“I see your true colours shining through. I see your true colours and that’s why I love you. So don’t be afraid to let them show, your true colours, true colours are beautiful, like a rainbow.”
Billy Steinberg & Tom Kelly
Have you ever feasted your eyes on the beauty of a Rainbow Eucalyptus tree? It is a tree of unique magnificence. As with all eucalyptus trees, this variety sheds its bark regularly, but the uniqueness of this species is in the multitude of colours left behind.
As the newly exposed bark slowly ages, it changes from bright green to a darker green, then bluish to purplish, and then pink-orange. Finally, the colour becomes a brownish maroon right before exfoliation occurs. Since this process is happening in different zones of the trunk and in different stages, simultaneously, the colours are varied and almost constantly changing. As a result, the tree will never have the same colour pattern twice, making it like a work of living art. (LariAnn Garner, Under the Rainbow)
In a culture saturated with entertainment, social media and advertising, it is easy to become intoxicated with the ‘beautiful things’ depicted on our screens. We compare our everyday lives to the images of beauty, success, wealth or fame, easily forgetting that often what we see is filtered, contrived or carefully controlled. As we try to live up to other people’s seemingly perfect lives, we can find ourselves dissatisfied and disillusioned. Our unique experiences can become overshadowed and we find that we have lost the clarity of our purpose along the way.
What if we could shift our gaze for just a moment and take a gentle, compassionate look at what is right in front of us? The colour and beauty of the lives around us are so much richer than the superficial images that constantly demand our attention.
Consider the Rainbow Eucalyptus.
The beauty of these trees is not superficial, or hastily attained. The magnificent beauty of their colourful trunks is in the layers of growth as they mature. The growth of the tree is affected by the conditions of the surrounding environment. Seasons come and go, both the battering of wind and rain and then the relief of the sun heralding new growth. Roots delve deep, searching out water and clambering for nutrients. Branches take on shape as they search out the light. The old layers shed regularly but cautiously, not afraid to make way for the new, but not leaving the tree vulnerable or overexposed. The new bark starts out raw and fresh and bright, but doesn’t remain as it is.
Just like a life well lived, the colours of the new bark mature into much deeper colours. No tree ever stays the same and no tree is the same as another. Each tree matures in its own way, uniquely beautiful, adding its distinctive pattern of colour to the forest of trees it sits alongside – each one “a work of living art”.
What if we looked at our own lives in the same way?
Take a moment to consider the uniqueness of your life. What are the experiences that have created your unique colours? What beauty do you bring to the world that isn’t found in an Instagram snap or a flashy holiday album?
What about the people around you?

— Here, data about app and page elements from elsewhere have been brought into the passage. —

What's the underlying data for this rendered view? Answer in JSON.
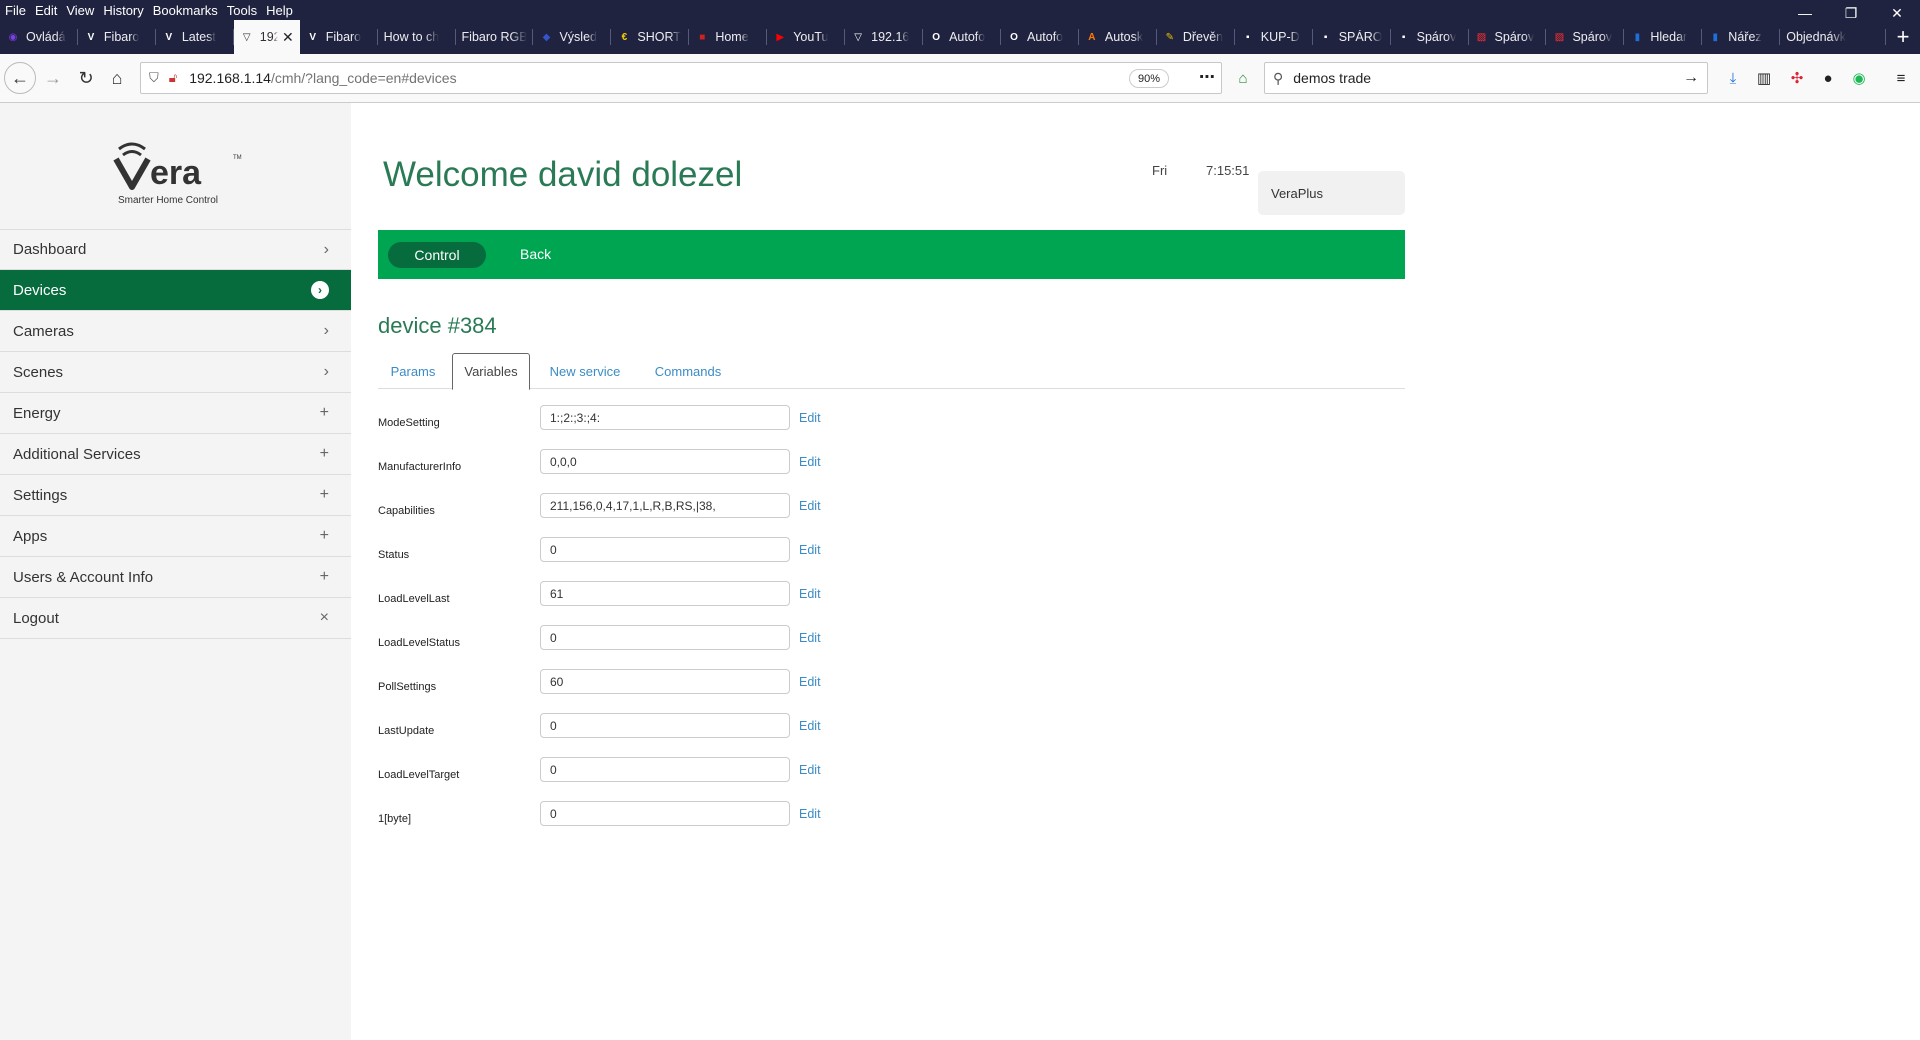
{
  "browser": {
    "menu": [
      "File",
      "Edit",
      "View",
      "History",
      "Bookmarks",
      "Tools",
      "Help"
    ],
    "window_controls": [
      "—",
      "❐",
      "✕"
    ],
    "tabs": [
      {
        "label": "Ovládá",
        "favicon_color": "#7b3fe4",
        "glyph": "◉"
      },
      {
        "label": "Fibaro",
        "favicon_color": "#ffffff",
        "glyph": "V"
      },
      {
        "label": "Latest",
        "favicon_color": "#ffffff",
        "glyph": "V"
      },
      {
        "label": "192",
        "favicon_color": "#ffffff",
        "glyph": "▽",
        "active": true
      },
      {
        "label": "Fibaro",
        "favicon_color": "#ffffff",
        "glyph": "V"
      },
      {
        "label": "How to ch",
        "favicon_color": "",
        "glyph": ""
      },
      {
        "label": "Fibaro RGB",
        "favicon_color": "",
        "glyph": ""
      },
      {
        "label": "Výsled",
        "favicon_color": "#3355cc",
        "glyph": "◆"
      },
      {
        "label": "SHORT",
        "favicon_color": "#f5d000",
        "glyph": "€"
      },
      {
        "label": "Home",
        "favicon_color": "#cc2222",
        "glyph": "■"
      },
      {
        "label": "YouTu",
        "favicon_color": "#ff0000",
        "glyph": "▶"
      },
      {
        "label": "192.16",
        "favicon_color": "",
        "glyph": "▽"
      },
      {
        "label": "Autofo",
        "favicon_color": "#ffffff",
        "glyph": "O"
      },
      {
        "label": "Autofo",
        "favicon_color": "#ffffff",
        "glyph": "O"
      },
      {
        "label": "Autosk",
        "favicon_color": "#ff7a00",
        "glyph": "A"
      },
      {
        "label": "Dřevěn",
        "favicon_color": "#e8c000",
        "glyph": "✎"
      },
      {
        "label": "KUP-D",
        "favicon_color": "#ffffff",
        "glyph": "▪"
      },
      {
        "label": "SPÁRO",
        "favicon_color": "#ffffff",
        "glyph": "▪"
      },
      {
        "label": "Spárov",
        "favicon_color": "#ffffff",
        "glyph": "▪"
      },
      {
        "label": "Spárov",
        "favicon_color": "#ff3030",
        "glyph": "▨"
      },
      {
        "label": "Spárov",
        "favicon_color": "#ff3030",
        "glyph": "▨"
      },
      {
        "label": "Hledar",
        "favicon_color": "#1e6fd9",
        "glyph": "▮"
      },
      {
        "label": "Nářez",
        "favicon_color": "#1e6fd9",
        "glyph": "▮"
      },
      {
        "label": "Objednávk",
        "favicon_color": "",
        "glyph": ""
      }
    ],
    "url_host": "192.168.1.14",
    "url_path": "/cmh/?lang_code=en#devices",
    "zoom": "90%",
    "search_value": "demos trade"
  },
  "sidebar": {
    "logo_text": "Vera",
    "logo_tagline": "Smarter Home Control",
    "items": [
      {
        "label": "Dashboard",
        "indicator": "›"
      },
      {
        "label": "Devices",
        "indicator": "›",
        "active": true
      },
      {
        "label": "Cameras",
        "indicator": "›"
      },
      {
        "label": "Scenes",
        "indicator": "›"
      },
      {
        "label": "Energy",
        "indicator": "+"
      },
      {
        "label": "Additional Services",
        "indicator": "+"
      },
      {
        "label": "Settings",
        "indicator": "+"
      },
      {
        "label": "Apps",
        "indicator": "+"
      },
      {
        "label": "Users & Account Info",
        "indicator": "+"
      },
      {
        "label": "Logout",
        "indicator": "×"
      }
    ]
  },
  "header": {
    "welcome": "Welcome david dolezel",
    "day": "Fri",
    "time": "7:15:51",
    "unit": "VeraPlus"
  },
  "toolbar": {
    "control_label": "Control",
    "back_label": "Back"
  },
  "device": {
    "title": "device #384",
    "tabs": [
      "Params",
      "Variables",
      "New service",
      "Commands"
    ],
    "active_tab": "Variables",
    "edit_label": "Edit",
    "variables": [
      {
        "name": "ModeSetting",
        "value": "1:;2:;3:;4:"
      },
      {
        "name": "ManufacturerInfo",
        "value": "0,0,0"
      },
      {
        "name": "Capabilities",
        "value": "211,156,0,4,17,1,L,R,B,RS,|38,"
      },
      {
        "name": "Status",
        "value": "0"
      },
      {
        "name": "LoadLevelLast",
        "value": "61"
      },
      {
        "name": "LoadLevelStatus",
        "value": "0"
      },
      {
        "name": "PollSettings",
        "value": "60"
      },
      {
        "name": "LastUpdate",
        "value": "0"
      },
      {
        "name": "LoadLevelTarget",
        "value": "0"
      },
      {
        "name": "1[byte]",
        "value": "0"
      }
    ]
  }
}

When was the last time you looked someone in the eye and asked them, “So what’s your story?” and really listened to who they are away from their Facebook feed.

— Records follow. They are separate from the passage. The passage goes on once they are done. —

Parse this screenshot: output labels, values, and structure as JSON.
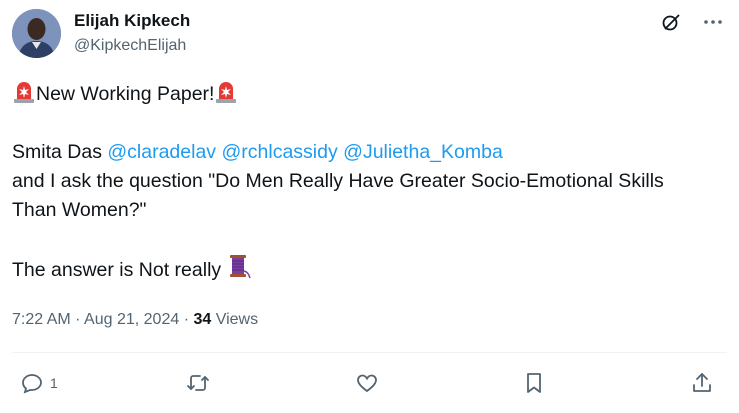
{
  "author": {
    "name": "Elijah Kipkech",
    "handle": "@KipkechElijah"
  },
  "icons": {
    "grok": "grok-icon",
    "more": "more-icon",
    "siren": "police-light-emoji",
    "thread": "spool-of-thread-emoji"
  },
  "post": {
    "line1": "New Working Paper!",
    "line3_prefix": "Smita Das",
    "mentions": [
      "@claradelav",
      "@rchlcassidy",
      "@Julietha_Komba"
    ],
    "line4": "and I ask the question \"Do Men Really Have Greater Socio-Emotional Skills",
    "line5": "Than Women?\"",
    "line7": "The answer is Not really"
  },
  "meta": {
    "time": "7:22 AM",
    "sep1": " · ",
    "date": "Aug 21, 2024",
    "sep2": " · ",
    "views_count": "34",
    "views_label": " Views"
  },
  "actions": {
    "reply_count": "1"
  },
  "colors": {
    "accent": "#1d9bf0",
    "text": "#0f1419",
    "secondary": "#536471",
    "siren": "#e53935",
    "thread": "#7b3fa1"
  }
}
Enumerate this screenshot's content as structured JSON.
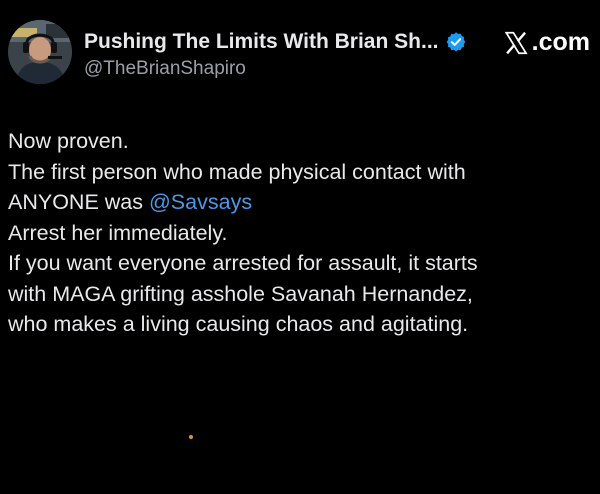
{
  "author": {
    "display_name": "Pushing The Limits With Brian Sh...",
    "handle": "@TheBrianShapiro",
    "verified": true,
    "avatar_icon": "avatar-man-headset"
  },
  "brand": {
    "label": ".com",
    "icon": "x-logo-icon"
  },
  "post": {
    "line1": "Now proven.",
    "line2": "The first person who made physical contact with",
    "line3_prefix": "ANYONE was ",
    "mention": "@Savsays",
    "line4": "Arrest her immediately.",
    "line5": "If you want everyone arrested for assault, it starts",
    "line6": "with MAGA grifting asshole Savanah Hernandez,",
    "line7": "who makes a living causing chaos and agitating."
  },
  "colors": {
    "background": "#000000",
    "text": "#e7e9ea",
    "mention": "#4a99e9",
    "verified_badge": "#1d9bf0",
    "handle": "#9aa0a6"
  }
}
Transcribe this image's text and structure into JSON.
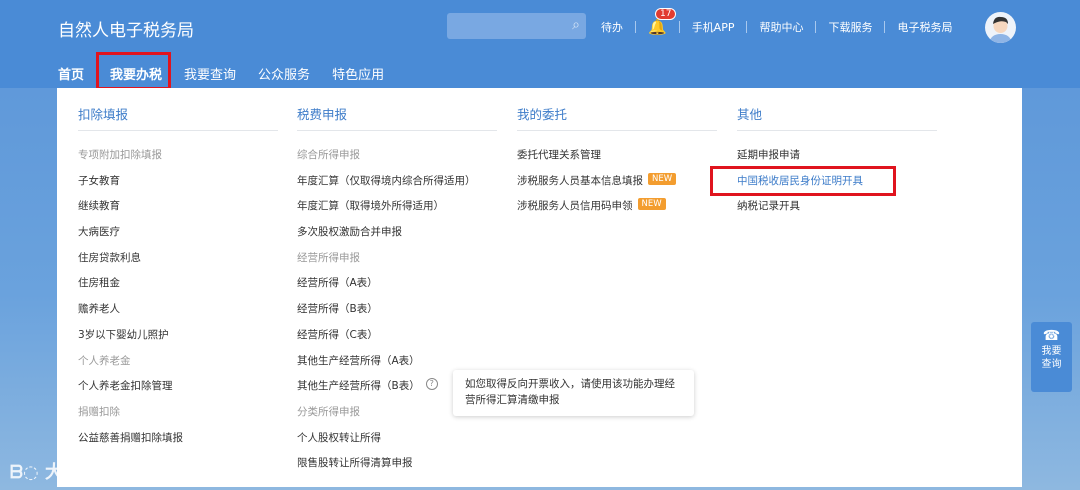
{
  "header": {
    "title": "自然人电子税务局",
    "search_placeholder": "",
    "links": [
      "待办",
      "手机APP",
      "帮助中心",
      "下载服务",
      "电子税务局"
    ],
    "notification_count": "17"
  },
  "nav": [
    "首页",
    "我要办税",
    "我要查询",
    "公众服务",
    "特色应用"
  ],
  "columns": [
    {
      "title": "扣除填报",
      "items": [
        {
          "t": "专项附加扣除填报",
          "g": 1
        },
        {
          "t": "子女教育"
        },
        {
          "t": "继续教育"
        },
        {
          "t": "大病医疗"
        },
        {
          "t": "住房贷款利息"
        },
        {
          "t": "住房租金"
        },
        {
          "t": "赡养老人"
        },
        {
          "t": "3岁以下婴幼儿照护"
        },
        {
          "t": "个人养老金",
          "g": 1
        },
        {
          "t": "个人养老金扣除管理"
        },
        {
          "t": "捐赠扣除",
          "g": 1
        },
        {
          "t": "公益慈善捐赠扣除填报"
        }
      ]
    },
    {
      "title": "税费申报",
      "items": [
        {
          "t": "综合所得申报",
          "g": 1
        },
        {
          "t": "年度汇算（仅取得境内综合所得适用）"
        },
        {
          "t": "年度汇算（取得境外所得适用）"
        },
        {
          "t": "多次股权激励合并申报"
        },
        {
          "t": "经营所得申报",
          "g": 1
        },
        {
          "t": "经营所得（A表）"
        },
        {
          "t": "经营所得（B表）"
        },
        {
          "t": "经营所得（C表）"
        },
        {
          "t": "其他生产经营所得（A表）"
        },
        {
          "t": "其他生产经营所得（B表）",
          "q": 1
        },
        {
          "t": "分类所得申报",
          "g": 1
        },
        {
          "t": "个人股权转让所得"
        },
        {
          "t": "限售股转让所得清算申报"
        }
      ]
    },
    {
      "title": "我的委托",
      "items": [
        {
          "t": "委托代理关系管理"
        },
        {
          "t": "涉税服务人员基本信息填报",
          "n": 1
        },
        {
          "t": "涉税服务人员信用码申领",
          "n": 1
        }
      ]
    },
    {
      "title": "其他",
      "items": [
        {
          "t": "延期申报申请"
        },
        {
          "t": "中国税收居民身份证明开具",
          "hl": 1
        },
        {
          "t": "纳税记录开具"
        }
      ]
    }
  ],
  "new_badge": "NEW",
  "tooltip": "如您取得反向开票收入，请使用该功能办理经营所得汇算清缴申报",
  "float_button": "我要查询",
  "watermark": "大数跨境"
}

What steps could you take to shift your gaze? You may be surprised at the colours you find.